A baby’s initial skills are crying, sucking milk and produce dirty nappies. Therefore a critical part of early parenting is the skill to deal with nappies. Few months ago I had no idea what a nappy looks like, but I did know it exist and I did know we need to change it frequently. So I did some research to figure out the best way to deal with dirty nappies. Obviously dirty nappies will smell bad, so putting them into any existing trash bins inside the house would introduce the smell to the entire house. Going outside the house to put the dirty nappy inside the external trash bin does not seem like a practical idea, especially when changing nappy at night.
There are many products in the market for the purpose of disposing dirty nappies. Most of them rely on special plastic that will supposedly keep the bad smell inside. Some product will “wrap” each dirty nappy individually while some others would store them together. Other main difference between those products is how the user could put the nappy into the bin using the fastest (and simplest) possible way without any mess.
After some research, I decided to get this nappy bin from Angelcare. It looked like a practical solution because we do not need to open its lid by hand. Instead, we use its foot pedal to open the cover then put the dirty nappy. When we release the pedal, the cover will close and the dirty nappy will drop into the multi-layer bag. Refillable bag comes in refill cassettes. One refill bag could last around 10-14 days in my personal experience with the first month of newborn baby.

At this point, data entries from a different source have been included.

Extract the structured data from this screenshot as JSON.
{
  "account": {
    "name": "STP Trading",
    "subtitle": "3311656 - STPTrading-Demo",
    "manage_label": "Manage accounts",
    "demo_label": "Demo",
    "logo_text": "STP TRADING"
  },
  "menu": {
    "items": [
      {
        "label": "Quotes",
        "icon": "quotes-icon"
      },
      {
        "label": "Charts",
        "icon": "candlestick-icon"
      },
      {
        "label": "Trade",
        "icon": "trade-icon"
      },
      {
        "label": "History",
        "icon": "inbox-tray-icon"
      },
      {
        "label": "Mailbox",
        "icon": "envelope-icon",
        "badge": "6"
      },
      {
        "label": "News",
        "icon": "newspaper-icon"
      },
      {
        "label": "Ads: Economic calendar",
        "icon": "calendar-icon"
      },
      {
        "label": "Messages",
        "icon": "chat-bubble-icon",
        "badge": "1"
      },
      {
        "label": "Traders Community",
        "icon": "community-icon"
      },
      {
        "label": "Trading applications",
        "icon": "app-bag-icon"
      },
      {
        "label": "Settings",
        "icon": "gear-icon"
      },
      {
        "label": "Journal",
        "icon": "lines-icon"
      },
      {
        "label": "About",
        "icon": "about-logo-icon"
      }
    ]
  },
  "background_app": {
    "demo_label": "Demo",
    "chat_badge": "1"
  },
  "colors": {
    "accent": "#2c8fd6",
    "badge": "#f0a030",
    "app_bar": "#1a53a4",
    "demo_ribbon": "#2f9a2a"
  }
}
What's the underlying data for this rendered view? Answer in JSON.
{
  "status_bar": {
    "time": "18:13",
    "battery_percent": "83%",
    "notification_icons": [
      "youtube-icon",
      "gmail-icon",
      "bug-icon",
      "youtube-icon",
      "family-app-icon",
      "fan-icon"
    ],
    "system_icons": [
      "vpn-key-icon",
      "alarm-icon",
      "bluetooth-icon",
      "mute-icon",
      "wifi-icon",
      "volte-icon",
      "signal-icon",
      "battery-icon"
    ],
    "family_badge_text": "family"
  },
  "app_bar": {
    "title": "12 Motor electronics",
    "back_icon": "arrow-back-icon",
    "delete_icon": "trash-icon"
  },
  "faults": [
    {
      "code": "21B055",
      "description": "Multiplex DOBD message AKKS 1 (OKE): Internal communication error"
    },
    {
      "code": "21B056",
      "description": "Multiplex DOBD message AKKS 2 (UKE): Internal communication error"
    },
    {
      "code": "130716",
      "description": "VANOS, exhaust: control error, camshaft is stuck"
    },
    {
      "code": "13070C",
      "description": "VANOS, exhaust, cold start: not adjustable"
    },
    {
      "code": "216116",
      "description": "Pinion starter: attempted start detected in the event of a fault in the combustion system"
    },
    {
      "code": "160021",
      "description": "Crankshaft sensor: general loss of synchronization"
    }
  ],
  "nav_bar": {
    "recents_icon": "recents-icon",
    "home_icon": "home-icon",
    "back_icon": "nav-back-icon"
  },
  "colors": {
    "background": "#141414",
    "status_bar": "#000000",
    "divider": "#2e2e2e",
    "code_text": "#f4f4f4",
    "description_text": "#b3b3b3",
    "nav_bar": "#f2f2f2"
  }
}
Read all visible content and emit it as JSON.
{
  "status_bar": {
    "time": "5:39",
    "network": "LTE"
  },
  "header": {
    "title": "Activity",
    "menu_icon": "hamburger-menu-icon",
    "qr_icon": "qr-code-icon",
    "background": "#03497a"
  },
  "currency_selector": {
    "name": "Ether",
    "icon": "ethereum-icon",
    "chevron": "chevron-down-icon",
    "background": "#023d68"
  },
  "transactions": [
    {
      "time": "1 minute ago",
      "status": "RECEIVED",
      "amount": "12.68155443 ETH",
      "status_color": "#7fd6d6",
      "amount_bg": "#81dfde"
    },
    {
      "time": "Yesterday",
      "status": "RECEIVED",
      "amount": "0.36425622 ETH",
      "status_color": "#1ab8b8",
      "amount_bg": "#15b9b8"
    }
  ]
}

Now let’s talk about the odour. The plastic bag is said to have multiple layers to keep the nasty smell inside. In my personal experience, I do not have issues with smell after using this bin. It is probably worth to mention that baby’s dirty nappies will smell a lot worse once they start eating solid food. My baby boy has not reached the age for solid food yet, so this is probably too early to make final conclusion.
Having nappy disposal bin really helps, especially when I was doing night-shift nappy change. In the first few weeks, I did have a bit of problem because the nappies were not heavy enough to trigger the bin’s mechanism to drop the nappy into the bag. As a result, I needed to step on the pedal few times before the dirty nappy fell down. Once my baby boy drinks more milk, the nappies get heavier, and the bin starts to work as intended.